(Work order) Report every line below that carries the word "distance".

(Provided data)

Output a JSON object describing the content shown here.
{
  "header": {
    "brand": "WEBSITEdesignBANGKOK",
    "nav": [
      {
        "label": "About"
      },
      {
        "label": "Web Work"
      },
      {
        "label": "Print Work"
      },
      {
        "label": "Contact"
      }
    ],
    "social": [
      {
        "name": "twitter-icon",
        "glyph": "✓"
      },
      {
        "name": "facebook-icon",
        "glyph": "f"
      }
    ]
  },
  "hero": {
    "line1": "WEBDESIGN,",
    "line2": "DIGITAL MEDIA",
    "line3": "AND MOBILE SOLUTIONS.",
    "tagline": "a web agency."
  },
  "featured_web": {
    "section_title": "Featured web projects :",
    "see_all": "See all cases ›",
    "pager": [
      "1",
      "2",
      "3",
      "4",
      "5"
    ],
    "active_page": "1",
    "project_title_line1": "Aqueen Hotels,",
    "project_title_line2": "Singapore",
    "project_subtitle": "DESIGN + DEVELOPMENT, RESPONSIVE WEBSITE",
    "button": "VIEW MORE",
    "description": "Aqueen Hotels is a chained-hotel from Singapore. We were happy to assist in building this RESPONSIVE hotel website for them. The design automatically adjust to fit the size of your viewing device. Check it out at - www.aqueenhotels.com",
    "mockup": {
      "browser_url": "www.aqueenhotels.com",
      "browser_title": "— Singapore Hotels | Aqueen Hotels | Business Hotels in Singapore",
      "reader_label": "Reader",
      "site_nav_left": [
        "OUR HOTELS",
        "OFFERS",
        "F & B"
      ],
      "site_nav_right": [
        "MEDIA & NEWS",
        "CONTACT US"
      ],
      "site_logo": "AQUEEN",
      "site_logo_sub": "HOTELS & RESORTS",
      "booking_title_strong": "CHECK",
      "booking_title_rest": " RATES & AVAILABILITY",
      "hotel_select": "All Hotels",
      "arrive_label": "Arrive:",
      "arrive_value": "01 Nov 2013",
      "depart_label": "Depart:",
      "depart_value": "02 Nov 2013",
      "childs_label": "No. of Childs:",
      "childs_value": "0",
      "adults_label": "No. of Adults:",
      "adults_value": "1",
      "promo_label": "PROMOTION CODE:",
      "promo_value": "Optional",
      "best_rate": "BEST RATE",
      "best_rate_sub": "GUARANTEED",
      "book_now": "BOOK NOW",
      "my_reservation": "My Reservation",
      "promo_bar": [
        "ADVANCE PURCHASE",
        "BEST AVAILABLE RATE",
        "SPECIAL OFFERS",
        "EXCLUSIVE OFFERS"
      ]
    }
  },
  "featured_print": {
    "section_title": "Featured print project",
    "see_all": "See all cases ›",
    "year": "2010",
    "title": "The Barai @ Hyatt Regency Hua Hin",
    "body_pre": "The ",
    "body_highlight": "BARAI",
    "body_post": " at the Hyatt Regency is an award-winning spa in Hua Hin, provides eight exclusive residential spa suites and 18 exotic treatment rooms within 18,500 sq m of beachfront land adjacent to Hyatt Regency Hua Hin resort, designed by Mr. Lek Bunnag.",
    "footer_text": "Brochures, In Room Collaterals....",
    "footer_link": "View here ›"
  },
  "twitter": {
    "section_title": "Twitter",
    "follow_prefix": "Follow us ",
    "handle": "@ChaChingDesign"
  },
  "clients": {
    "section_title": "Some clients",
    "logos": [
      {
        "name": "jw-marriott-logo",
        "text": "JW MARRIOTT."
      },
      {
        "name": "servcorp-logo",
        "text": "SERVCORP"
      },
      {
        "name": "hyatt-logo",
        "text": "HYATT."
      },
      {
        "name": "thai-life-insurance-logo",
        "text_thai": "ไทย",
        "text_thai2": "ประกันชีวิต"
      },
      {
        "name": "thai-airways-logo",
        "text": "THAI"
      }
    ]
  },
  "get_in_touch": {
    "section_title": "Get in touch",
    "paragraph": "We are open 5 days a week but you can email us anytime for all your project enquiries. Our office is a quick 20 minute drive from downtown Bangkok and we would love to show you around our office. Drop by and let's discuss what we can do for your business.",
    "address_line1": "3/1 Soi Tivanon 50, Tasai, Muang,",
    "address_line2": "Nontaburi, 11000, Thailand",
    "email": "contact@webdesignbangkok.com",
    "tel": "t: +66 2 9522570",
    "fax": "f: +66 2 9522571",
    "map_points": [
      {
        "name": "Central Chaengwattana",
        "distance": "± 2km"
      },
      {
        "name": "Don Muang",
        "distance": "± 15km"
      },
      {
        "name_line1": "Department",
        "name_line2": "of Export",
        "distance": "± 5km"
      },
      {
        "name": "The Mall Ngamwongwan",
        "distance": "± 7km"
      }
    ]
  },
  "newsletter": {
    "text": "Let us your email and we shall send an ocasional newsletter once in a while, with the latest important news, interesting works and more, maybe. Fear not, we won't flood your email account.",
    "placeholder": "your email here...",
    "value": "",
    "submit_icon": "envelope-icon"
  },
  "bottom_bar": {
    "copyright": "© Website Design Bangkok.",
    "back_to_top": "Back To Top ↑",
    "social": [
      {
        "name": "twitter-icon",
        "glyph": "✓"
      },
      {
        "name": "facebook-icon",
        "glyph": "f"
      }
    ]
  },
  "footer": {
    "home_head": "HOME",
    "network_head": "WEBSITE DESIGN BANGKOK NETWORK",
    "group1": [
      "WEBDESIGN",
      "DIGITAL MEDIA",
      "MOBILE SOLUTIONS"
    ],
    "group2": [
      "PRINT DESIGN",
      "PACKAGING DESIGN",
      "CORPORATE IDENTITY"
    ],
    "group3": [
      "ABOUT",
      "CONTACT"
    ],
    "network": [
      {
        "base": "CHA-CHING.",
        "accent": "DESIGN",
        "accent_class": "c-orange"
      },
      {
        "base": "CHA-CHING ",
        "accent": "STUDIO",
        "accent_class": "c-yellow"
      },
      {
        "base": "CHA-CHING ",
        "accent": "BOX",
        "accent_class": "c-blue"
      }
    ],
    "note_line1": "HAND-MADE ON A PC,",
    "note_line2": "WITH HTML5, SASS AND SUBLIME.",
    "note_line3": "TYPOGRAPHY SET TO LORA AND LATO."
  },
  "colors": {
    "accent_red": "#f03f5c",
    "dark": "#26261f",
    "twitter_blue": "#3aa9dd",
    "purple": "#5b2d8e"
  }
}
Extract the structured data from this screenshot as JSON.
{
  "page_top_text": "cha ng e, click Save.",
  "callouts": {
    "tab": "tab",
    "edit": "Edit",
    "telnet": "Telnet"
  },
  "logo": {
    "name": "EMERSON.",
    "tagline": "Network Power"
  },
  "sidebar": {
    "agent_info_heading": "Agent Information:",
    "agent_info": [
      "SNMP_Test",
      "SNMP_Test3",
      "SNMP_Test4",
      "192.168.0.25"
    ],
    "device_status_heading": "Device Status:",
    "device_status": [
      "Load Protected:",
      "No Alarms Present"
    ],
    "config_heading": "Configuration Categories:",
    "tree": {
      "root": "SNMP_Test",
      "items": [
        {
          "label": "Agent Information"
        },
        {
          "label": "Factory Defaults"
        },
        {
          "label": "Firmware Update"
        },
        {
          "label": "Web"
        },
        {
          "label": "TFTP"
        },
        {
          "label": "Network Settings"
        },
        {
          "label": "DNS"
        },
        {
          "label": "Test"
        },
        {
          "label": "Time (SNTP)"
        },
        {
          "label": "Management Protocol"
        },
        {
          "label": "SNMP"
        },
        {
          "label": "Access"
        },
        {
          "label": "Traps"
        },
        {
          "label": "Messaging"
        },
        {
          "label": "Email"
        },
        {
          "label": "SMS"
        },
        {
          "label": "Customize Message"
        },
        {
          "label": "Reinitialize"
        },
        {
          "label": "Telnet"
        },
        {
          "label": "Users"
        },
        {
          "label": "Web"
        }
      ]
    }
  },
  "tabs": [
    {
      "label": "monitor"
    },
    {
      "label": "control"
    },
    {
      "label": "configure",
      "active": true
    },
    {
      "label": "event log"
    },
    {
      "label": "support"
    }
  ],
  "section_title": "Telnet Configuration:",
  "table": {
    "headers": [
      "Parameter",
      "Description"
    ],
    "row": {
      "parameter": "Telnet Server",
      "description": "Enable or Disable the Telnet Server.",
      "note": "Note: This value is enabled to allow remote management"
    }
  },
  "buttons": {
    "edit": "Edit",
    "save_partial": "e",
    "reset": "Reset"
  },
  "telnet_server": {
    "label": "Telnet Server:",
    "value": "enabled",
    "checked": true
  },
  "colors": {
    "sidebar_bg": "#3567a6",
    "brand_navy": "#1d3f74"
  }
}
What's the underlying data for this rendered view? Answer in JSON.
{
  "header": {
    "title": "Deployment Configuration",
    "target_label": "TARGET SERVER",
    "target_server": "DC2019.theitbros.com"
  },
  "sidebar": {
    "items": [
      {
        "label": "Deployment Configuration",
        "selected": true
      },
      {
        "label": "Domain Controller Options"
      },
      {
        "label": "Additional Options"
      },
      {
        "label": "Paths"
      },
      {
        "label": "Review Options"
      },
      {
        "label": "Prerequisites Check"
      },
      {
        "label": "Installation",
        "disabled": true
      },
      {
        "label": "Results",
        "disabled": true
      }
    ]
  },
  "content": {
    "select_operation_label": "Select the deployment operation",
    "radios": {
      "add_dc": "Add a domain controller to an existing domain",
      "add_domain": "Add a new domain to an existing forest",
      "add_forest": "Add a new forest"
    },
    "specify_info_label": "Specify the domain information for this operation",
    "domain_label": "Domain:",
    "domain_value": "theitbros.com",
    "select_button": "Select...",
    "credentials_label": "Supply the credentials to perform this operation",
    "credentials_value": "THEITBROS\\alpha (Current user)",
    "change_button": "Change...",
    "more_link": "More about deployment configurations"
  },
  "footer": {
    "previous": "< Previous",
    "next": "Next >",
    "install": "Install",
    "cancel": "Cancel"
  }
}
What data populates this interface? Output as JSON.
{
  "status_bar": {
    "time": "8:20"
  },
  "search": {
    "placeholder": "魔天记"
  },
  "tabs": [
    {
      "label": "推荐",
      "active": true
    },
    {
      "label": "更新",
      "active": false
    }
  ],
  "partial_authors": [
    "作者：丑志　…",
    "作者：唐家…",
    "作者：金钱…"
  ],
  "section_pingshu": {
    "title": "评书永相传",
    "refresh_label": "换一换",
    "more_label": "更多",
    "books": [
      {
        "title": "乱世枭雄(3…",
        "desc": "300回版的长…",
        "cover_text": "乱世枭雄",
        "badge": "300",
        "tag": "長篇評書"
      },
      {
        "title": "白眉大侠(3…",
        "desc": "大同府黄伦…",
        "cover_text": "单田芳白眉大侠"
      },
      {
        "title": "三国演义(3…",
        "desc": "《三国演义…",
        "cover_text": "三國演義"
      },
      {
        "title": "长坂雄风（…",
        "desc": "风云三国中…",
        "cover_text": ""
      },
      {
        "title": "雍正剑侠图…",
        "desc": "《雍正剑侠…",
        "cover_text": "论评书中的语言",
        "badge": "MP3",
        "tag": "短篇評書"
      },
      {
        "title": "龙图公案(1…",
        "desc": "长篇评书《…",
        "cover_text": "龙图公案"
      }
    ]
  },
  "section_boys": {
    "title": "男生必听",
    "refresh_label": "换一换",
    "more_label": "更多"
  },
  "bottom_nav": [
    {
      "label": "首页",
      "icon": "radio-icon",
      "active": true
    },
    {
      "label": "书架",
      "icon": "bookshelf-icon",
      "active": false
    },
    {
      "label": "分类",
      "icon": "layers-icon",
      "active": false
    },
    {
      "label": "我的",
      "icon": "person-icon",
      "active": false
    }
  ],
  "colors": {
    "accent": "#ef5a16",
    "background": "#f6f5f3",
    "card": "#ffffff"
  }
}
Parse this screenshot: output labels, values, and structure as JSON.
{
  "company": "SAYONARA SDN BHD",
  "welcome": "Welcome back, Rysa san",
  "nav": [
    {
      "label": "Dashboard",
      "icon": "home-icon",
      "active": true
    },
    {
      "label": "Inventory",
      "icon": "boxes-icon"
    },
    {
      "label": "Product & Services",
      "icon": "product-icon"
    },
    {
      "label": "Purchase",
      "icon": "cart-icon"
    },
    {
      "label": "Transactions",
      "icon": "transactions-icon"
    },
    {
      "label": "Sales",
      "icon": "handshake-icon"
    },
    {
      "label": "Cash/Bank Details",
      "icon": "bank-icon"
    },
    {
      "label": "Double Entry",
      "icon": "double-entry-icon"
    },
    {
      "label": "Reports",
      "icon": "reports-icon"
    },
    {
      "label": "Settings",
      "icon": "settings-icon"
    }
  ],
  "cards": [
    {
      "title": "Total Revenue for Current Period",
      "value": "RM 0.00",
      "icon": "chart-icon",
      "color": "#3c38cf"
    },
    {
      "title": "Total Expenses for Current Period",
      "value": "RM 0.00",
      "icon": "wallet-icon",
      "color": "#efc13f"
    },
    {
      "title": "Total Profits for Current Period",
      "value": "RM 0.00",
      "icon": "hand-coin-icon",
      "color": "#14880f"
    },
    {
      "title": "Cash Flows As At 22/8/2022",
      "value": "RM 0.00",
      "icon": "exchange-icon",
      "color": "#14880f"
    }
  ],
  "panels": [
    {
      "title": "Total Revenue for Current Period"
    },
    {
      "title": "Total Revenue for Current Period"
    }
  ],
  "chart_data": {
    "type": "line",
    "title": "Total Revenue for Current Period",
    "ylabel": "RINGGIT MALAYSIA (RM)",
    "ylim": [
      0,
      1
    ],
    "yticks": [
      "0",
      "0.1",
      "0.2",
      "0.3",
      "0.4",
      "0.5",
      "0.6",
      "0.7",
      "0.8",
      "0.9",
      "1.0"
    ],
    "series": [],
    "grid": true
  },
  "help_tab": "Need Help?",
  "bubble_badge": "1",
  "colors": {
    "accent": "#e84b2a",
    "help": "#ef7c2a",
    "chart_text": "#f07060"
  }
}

(Output of the task)
        "distance": "± 2km"
        "distance": "± 15km"
        "distance": "± 5km"
        "distance": "± 7km"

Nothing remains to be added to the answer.